Should an ambassador speak out over human rights even if this upsets his or her own government?
The question has been posed by the dismissal from his post as British ambassador to Uzbekistan of Craig Murray, whose disagreements with his own government about how to handle human rights abuses by his host government have become very public.
Craig Murray was dismissed from his post in Uzbekistan this week
The answer from the traditionalists is very simple. There are civil service rules that govern conduct. Diplomats represent the elected government and if they disagree with policy, they can say so, but it has to be in private.
If they disagree to the extent that they feel they cannot do their job, they can ask for a transfer or in the final analysis they can resign. It is up to government ministers to justify the policies in parliament and in public.
A recent resignation from the Foreign Office was that of Elizabeth Wilmshurst, who left her job as deputy legal adviser because she disagreed with the reasons put forward to justify the war against Iraq.
Patrick Nixon, who recently retired from the Foreign Office after serving as high commissioner in Zambia and ambassador in Abu Dhabi, said: "If you disagree with your own government, there are procedures.
"You can take a complaint right up to the top of the Foreign Office and from there to the Cabinet Office."
"But you can have your say in private. Telegrams from ambassadors can be very plain and direct.
"Having a row with a foreign government is never a good idea unless you have the support of your own. This happened to me in Zambia in 1996 when we withheld aid worth £25m.
"The British minister concerned - Lynda Chalker - actually came out and told the president that I was acting on the British government's behalf. I was public enemy number one in Zambia but she supported me."
Patrick Nixon, who was known for speaking his own mind to colleagues and superiors, used a word which many other professionals resort to in this context - whether someone's conduct is "effective."
"You can often only be effective if you act with other governments. We did so in Zambia," he said.
Judged by this approach, Craig Murray has broken the golden rule of diplomacy and has ceased to be effective. The last straw for his bosses came when a memo he wrote to London complaining about its attitude was printed in the Financial Times.
He denies having leaked it himself, but he has confirmed that what was said in the telegram is indeed his view.
Whatever the source of the leak (and there are conspiracy theorists about who think it convenient for the Foreign Office to get this out so they could lever Mr Murray out) the revelation of his opinion has exposed London to the risk of being ignored by Uzbekistan.

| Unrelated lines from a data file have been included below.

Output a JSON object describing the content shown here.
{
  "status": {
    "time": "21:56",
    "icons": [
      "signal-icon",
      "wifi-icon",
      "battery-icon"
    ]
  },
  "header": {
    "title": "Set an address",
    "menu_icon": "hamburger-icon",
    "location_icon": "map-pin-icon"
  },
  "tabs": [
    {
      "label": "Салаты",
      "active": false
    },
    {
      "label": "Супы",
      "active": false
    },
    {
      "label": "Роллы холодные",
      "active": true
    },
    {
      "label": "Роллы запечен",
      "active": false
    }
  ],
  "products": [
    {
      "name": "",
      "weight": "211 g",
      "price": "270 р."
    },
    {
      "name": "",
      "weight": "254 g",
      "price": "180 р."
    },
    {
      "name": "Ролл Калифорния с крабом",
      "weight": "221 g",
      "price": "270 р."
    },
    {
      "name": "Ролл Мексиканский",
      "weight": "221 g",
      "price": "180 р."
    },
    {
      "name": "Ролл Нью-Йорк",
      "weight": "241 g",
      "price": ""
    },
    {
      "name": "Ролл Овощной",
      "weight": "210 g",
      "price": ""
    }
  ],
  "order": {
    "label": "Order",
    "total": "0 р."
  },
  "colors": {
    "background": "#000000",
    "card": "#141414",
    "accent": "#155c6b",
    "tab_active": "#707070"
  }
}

"Why should we worry about the Brits, they don't care," would be the Uzbek attitude, as it was put to me by one source.
That is why the stated reason for his dismissal is said by the Foreign Office to be "operational" not "political." An ineffective ambassador is not an asset.

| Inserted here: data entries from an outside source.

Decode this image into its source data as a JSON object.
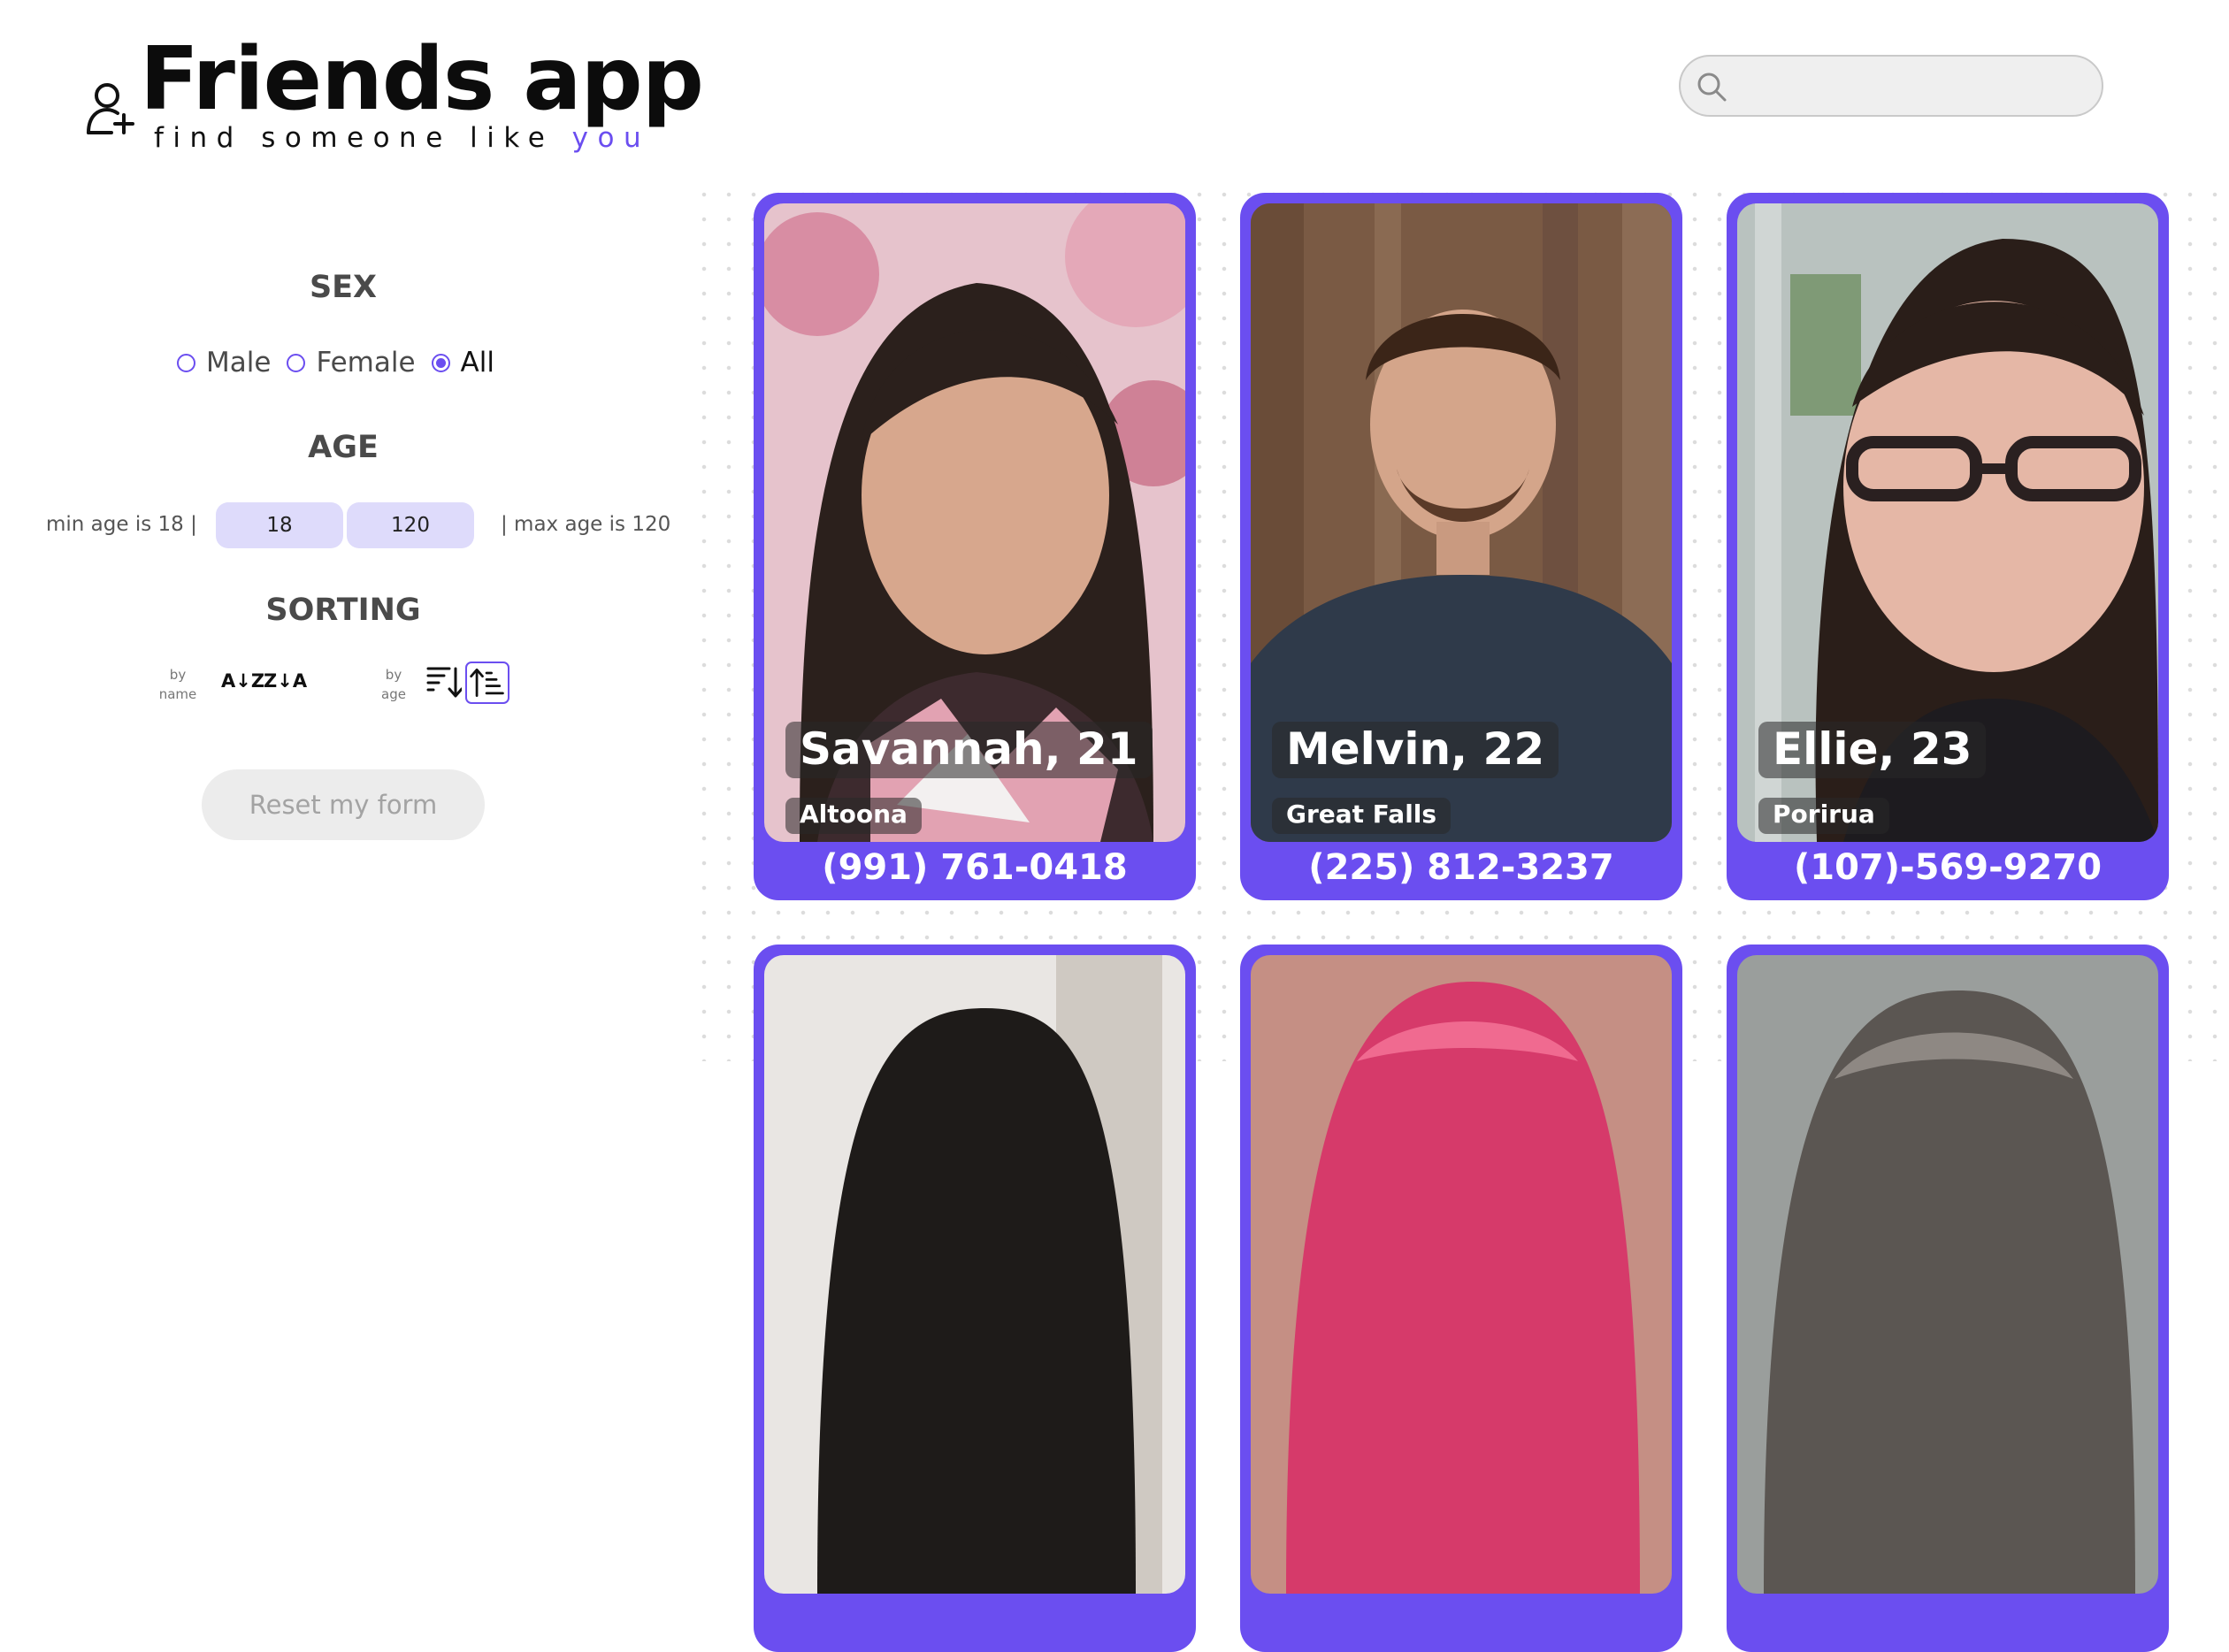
{
  "header": {
    "title": "Friends app",
    "tagline_main": "find someone like ",
    "tagline_accent": "you",
    "search_value": "",
    "search_placeholder": ""
  },
  "filters": {
    "sex_title": "SEX",
    "sex_options": [
      {
        "label": "Male",
        "checked": false
      },
      {
        "label": "Female",
        "checked": false
      },
      {
        "label": "All",
        "checked": true
      }
    ],
    "age_title": "AGE",
    "min_note": "min age is 18 |",
    "max_note": "| max age is 120",
    "min_age": "18",
    "max_age": "120",
    "sorting_title": "SORTING",
    "by_name_caption_1": "by",
    "by_name_caption_2": "name",
    "by_age_caption_1": "by",
    "by_age_caption_2": "age",
    "sort_az": "A↓Z",
    "sort_za": "Z↓A",
    "reset_label": "Reset my form"
  },
  "colors": {
    "accent": "#6b4ef0",
    "input_bg": "#dedbfb",
    "reset_bg": "#ececec"
  },
  "cards": [
    {
      "name": "Savannah, 21",
      "city": "Altoona",
      "phone": "(991) 761-0418"
    },
    {
      "name": "Melvin, 22",
      "city": "Great Falls",
      "phone": "(225) 812-3237"
    },
    {
      "name": "Ellie, 23",
      "city": "Porirua",
      "phone": "(107)-569-9270"
    },
    {
      "name": "",
      "city": "",
      "phone": ""
    },
    {
      "name": "",
      "city": "",
      "phone": ""
    },
    {
      "name": "",
      "city": "",
      "phone": ""
    }
  ]
}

Uzbekistan President Islam Karimov has clamped down on all dissidents
I am quite sure that there is not only irritation with Mr Murray in the Foreign Office but anger as well. His personal ambitions are being called into question.

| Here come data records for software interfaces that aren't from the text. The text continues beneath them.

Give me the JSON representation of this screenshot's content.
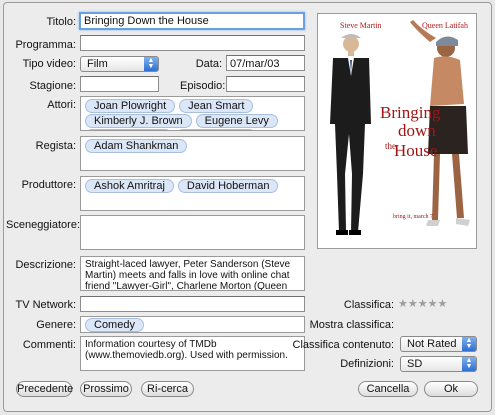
{
  "labels": {
    "titolo": "Titolo:",
    "programma": "Programma:",
    "tipo_video": "Tipo video:",
    "data": "Data:",
    "stagione": "Stagione:",
    "episodio": "Episodio:",
    "attori": "Attori:",
    "regista": "Regista:",
    "produttore": "Produttore:",
    "sceneggiatore": "Sceneggiatore:",
    "descrizione": "Descrizione:",
    "tv_network": "TV Network:",
    "genere": "Genere:",
    "commenti": "Commenti:",
    "classifica": "Classifica:",
    "mostra_classifica": "Mostra classifica:",
    "classifica_contenuto": "Classifica contenuto:",
    "definizioni": "Definizioni:"
  },
  "fields": {
    "titolo": "Bringing Down the House",
    "programma": "",
    "tipo_video": "Film",
    "data": "07/mar/03",
    "stagione": "",
    "episodio": "",
    "tv_network": "",
    "descrizione": "Straight-laced lawyer, Peter Sanderson (Steve Martin) meets and falls in love with online chat friend \"Lawyer-Girl\", Charlene Morton (Queen Latifah), only",
    "commenti": "Information courtesy of TMDb (www.themoviedb.org). Used with permission.",
    "classifica_contenuto": "Not Rated",
    "definizioni": "SD"
  },
  "attori": [
    "Joan Plowright",
    "Jean Smart",
    "Kimberly J. Brown",
    "Eugene Levy",
    "Queen Latifah",
    "Steve Martin"
  ],
  "regista": [
    "Adam Shankman"
  ],
  "produttore": [
    "Ashok Amritraj",
    "David Hoberman"
  ],
  "sceneggiatore": [],
  "genere": [
    "Comedy"
  ],
  "rating": {
    "stars_filled": 0,
    "stars_total": 5,
    "symbol": "★★★★★"
  },
  "poster": {
    "actor_left": "Steve Martin",
    "actor_right": "Queen Latifah",
    "title_lines": [
      "Bringing",
      "down",
      "the",
      "House"
    ],
    "tagline": "bring it, march 7"
  },
  "buttons": {
    "precedente": "Precedente",
    "prossimo": "Prossimo",
    "ricerca": "Ri-cerca",
    "cancella": "Cancella",
    "ok": "Ok"
  },
  "colors": {
    "focus": "#6a9fe0",
    "tag_bg": "#dbe6f7",
    "select_arrows": "#2f6fd0"
  }
}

Mr Murray incidentally has broken another civil service rule, albeit in this affair a relatively minor one. But it shows how there has been a complete breakdown of relations between himself and the Foreign Office.
By giving an interview to the BBC Today Programme on Friday morning, after his dismissal, he broke the rule that civil servants have to get permission to do such interviews. He did not, I am told, get such permission.
For his part, Mr Murray is unapologetic.
He has seen appalling evidence of torture and murder and feels that the war on terror declared by President Bush has led to a blind eye being turned in Uzbekistan where the authoritarian President Islam Karimov has clamped down not only on Islamic dissent but on all dissent.
One of his most searing memories is that of being told that, six hours after he met a professor of literature from Samarkand who had complained about the torture of dissidents, a body was dumped on the man's doorstep. It was his grandson. One arm appeared to have been boiled until the skin fell off.
"I wrestle with my conscience greatly over whether I caused that boy's horrible death," Mr Murray said later.
His view now is that the Foreign Office is being "politicised" and that his dismissal is indeed for political reasons, because he blew the whistle on the practice of accepting intelligence from the Uzbeks which they got from torture.
As often with people who speak out like this (and there have not been that many in the tight little world of professional diplomacy), personal traits and antipathies enter into the fray.
The Foreign Office at one stage alleged that Mr Murray was acting improperly with young local women in the embassy, allegations later withdrawn.
He in turn was angry at this attack on his personal integrity and so a vicious circle of bad faith was created.
These rows sometimes obscure the issues which are real ones for any diplomatic service.
These days, in the war on terror, the pressure on diplomats is greater than ever. Many western governments lay great stress on human rights in their foreign policies but these obligations often clash with the needs of realpolitik.
An ambassador has to weigh up whether his or her personal views outweigh the necessities of government.